So, the Supernatural crew won’t confirm Dean as bisexual even though you can see evidence of it in the show? You know what, audience member, it doesn’t matter. The beauty of the Death of the Author philosophy is, if you personally have a certain interpretation of the text or the characters and themes within, that is yours and no one can take it away from you, even and especially if the creators themselves debunk it in interviews or what have you. Which is also what makes Harry Potter an interesting case study of this whole phenomenon, because while the fandom is happily theorising, making additions and reading the books in different ways, J. K. Rowling is still blurting out Word of God statements that change the story world, as if she still has any control over it.
Like the whole “Dumbledore is gay” thing, which created a different kind of uproar to the “I don’t think Ron and Hermione should have ended up together” thing. One of them brings up the argument whether something’s true and legitimate representation just because the author says so, even if it’s not mentioned at all in the text itself, the other is just plain silly.

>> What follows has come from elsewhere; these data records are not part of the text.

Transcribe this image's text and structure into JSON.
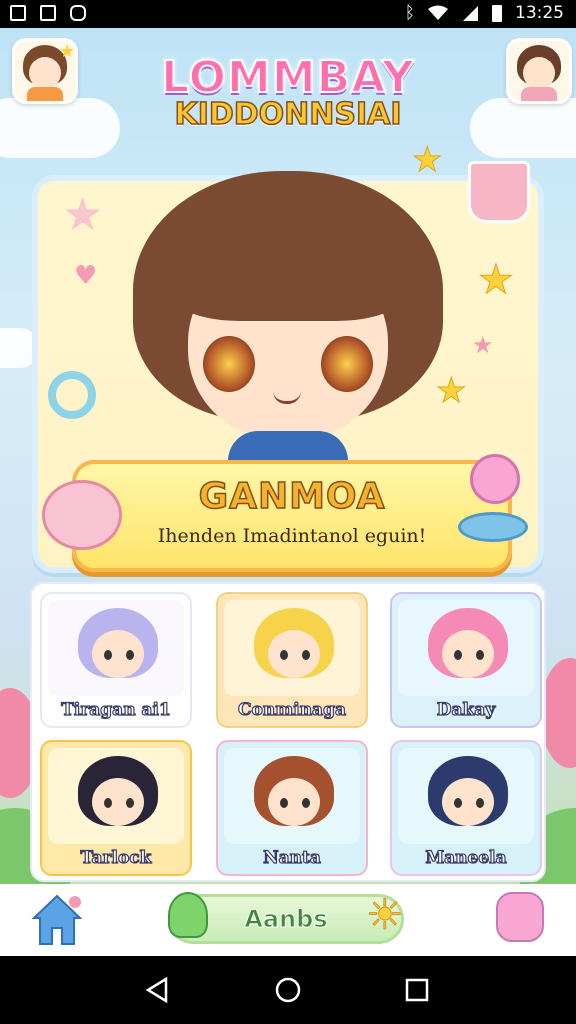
{
  "status_bar": {
    "time": "13:25"
  },
  "header": {
    "logo_line1": "LOMMBAY",
    "logo_line2": "KIDDONNSIAI"
  },
  "featured": {
    "title": "GANMOA",
    "subtitle": "Ihenden Imadintanol eguin!"
  },
  "characters": [
    {
      "name": "Tiragan ai1",
      "hair": "#b9b4ee",
      "bg": "#ffffff",
      "border": "#e4e8f4"
    },
    {
      "name": "Conminaga",
      "hair": "#f6d34a",
      "bg": "#ffe6b8",
      "border": "#f5cf82"
    },
    {
      "name": "Dakay",
      "hair": "#f58ab7",
      "bg": "#dcf2fb",
      "border": "#c9c4ef"
    },
    {
      "name": "Tarlock",
      "hair": "#2a2438",
      "bg": "#ffe9a8",
      "border": "#f6c44a"
    },
    {
      "name": "Nanta",
      "hair": "#a5502e",
      "bg": "#d6f1f7",
      "border": "#f3b4cc"
    },
    {
      "name": "Maneela",
      "hair": "#2d3a6e",
      "bg": "#d6f1f7",
      "border": "#e6c6ee"
    }
  ],
  "bottom_nav": {
    "center_label": "Aanbs"
  },
  "icons": {
    "home": "home-icon",
    "profile": "profile-icon",
    "back": "back-icon",
    "circle": "home-circle-icon",
    "recents": "recents-icon"
  }
}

The major point here is that it’s a bit of a grab at thin air, whether you’re the most powerful children’s writer in the world or not, to still try and change people’s perceptions of your work long after it’s been published and finished, and long after you’ve “died” as an author.
On one level, you could haul in all the nuances of Barthes’ theory, on another, it’s just pretty straight-up insulting to build your own interpretation of a text—and it might be a very important interpretation to you personally—and have the author come out in interviews and say “No, that’s not right. You must all see this the way that I did when I wrote it.” Overall, that kind of attitude defeats a bit of a the purpose of writing—sure, a lot of works are written with a particular message or musing in mind, and people missing that completely will be a bit of an emotional drain for the writer. And I’m not saying that fans should outright ignore the intention of the author or the substance of the text itself, or use the headcanoning process to squish it so out of shape it’s clearly not the same work. But, we shouldn’t try to strip the power of interpretation and their desire for more from readers, because in the end that’s what readings all about—the story coming alive and weaving in with their imagination.

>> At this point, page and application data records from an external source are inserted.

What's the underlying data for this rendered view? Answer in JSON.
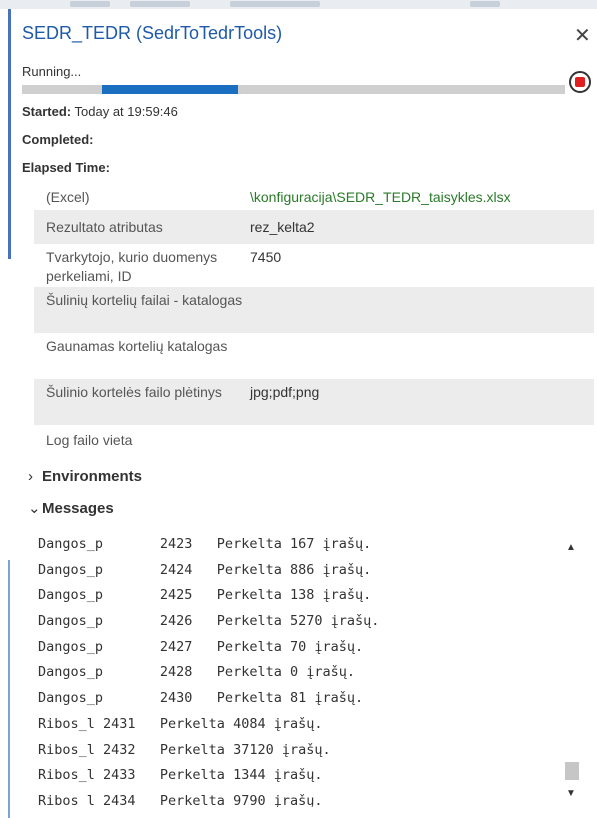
{
  "window": {
    "title": "SEDR_TEDR (SedrToTedrTools)",
    "close_icon": "close-icon"
  },
  "status": {
    "running": "Running...",
    "progress_fraction": 0.3,
    "started_label": "Started:",
    "started_value": "Today at 19:59:46",
    "completed_label": "Completed:",
    "elapsed_label": "Elapsed Time:"
  },
  "params": [
    {
      "key": "(Excel)",
      "value": "\\konfiguracija\\SEDR_TEDR_taisykles.xlsx"
    },
    {
      "key": "Rezultato atributas",
      "value": "rez_kelta2"
    },
    {
      "key": "Tvarkytojo, kurio duomenys perkeliami, ID",
      "value": "7450"
    },
    {
      "key": "Šulinių kortelių failai - katalogas",
      "value": ""
    },
    {
      "key": "Gaunamas kortelių katalogas",
      "value": ""
    },
    {
      "key": "Šulinio kortelės failo plėtinys",
      "value": "jpg;pdf;png"
    },
    {
      "key": "Log failo vieta",
      "value": ""
    }
  ],
  "sections": {
    "environments": "Environments",
    "messages": "Messages"
  },
  "messages": [
    "Dangos_p       2423   Perkelta 167 įrašų.",
    "Dangos_p       2424   Perkelta 886 įrašų.",
    "Dangos_p       2425   Perkelta 138 įrašų.",
    "Dangos_p       2426   Perkelta 5270 įrašų.",
    "Dangos_p       2427   Perkelta 70 įrašų.",
    "Dangos_p       2428   Perkelta 0 įrašų.",
    "Dangos_p       2430   Perkelta 81 įrašų.",
    "Ribos_l 2431   Perkelta 4084 įrašų.",
    "Ribos_l 2432   Perkelta 37120 įrašų.",
    "Ribos_l 2433   Perkelta 1344 įrašų.",
    "Ribos_l 2434   Perkelta 9790 įrašų."
  ],
  "colors": {
    "title": "#1e5aa8",
    "progress": "#1a6fc1",
    "stop": "#e02020",
    "path": "#2a7a2a"
  }
}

You want to read a fantasy story as an allegory for coming out? Go ahead. You want to like the side characters more than the ones the author puts the spotlight on? Rock and roll. You appreciate the work overall but are unhappy with the way it handles certain aspects, and wish they could have been less problematic? Go, go, go. The power is in your hands, fiction consumer. Use it for good and don’t let anyone, even if it’s the writer of the work, who has a different brain to you and is abjectly seperate from the story itself, tell you no.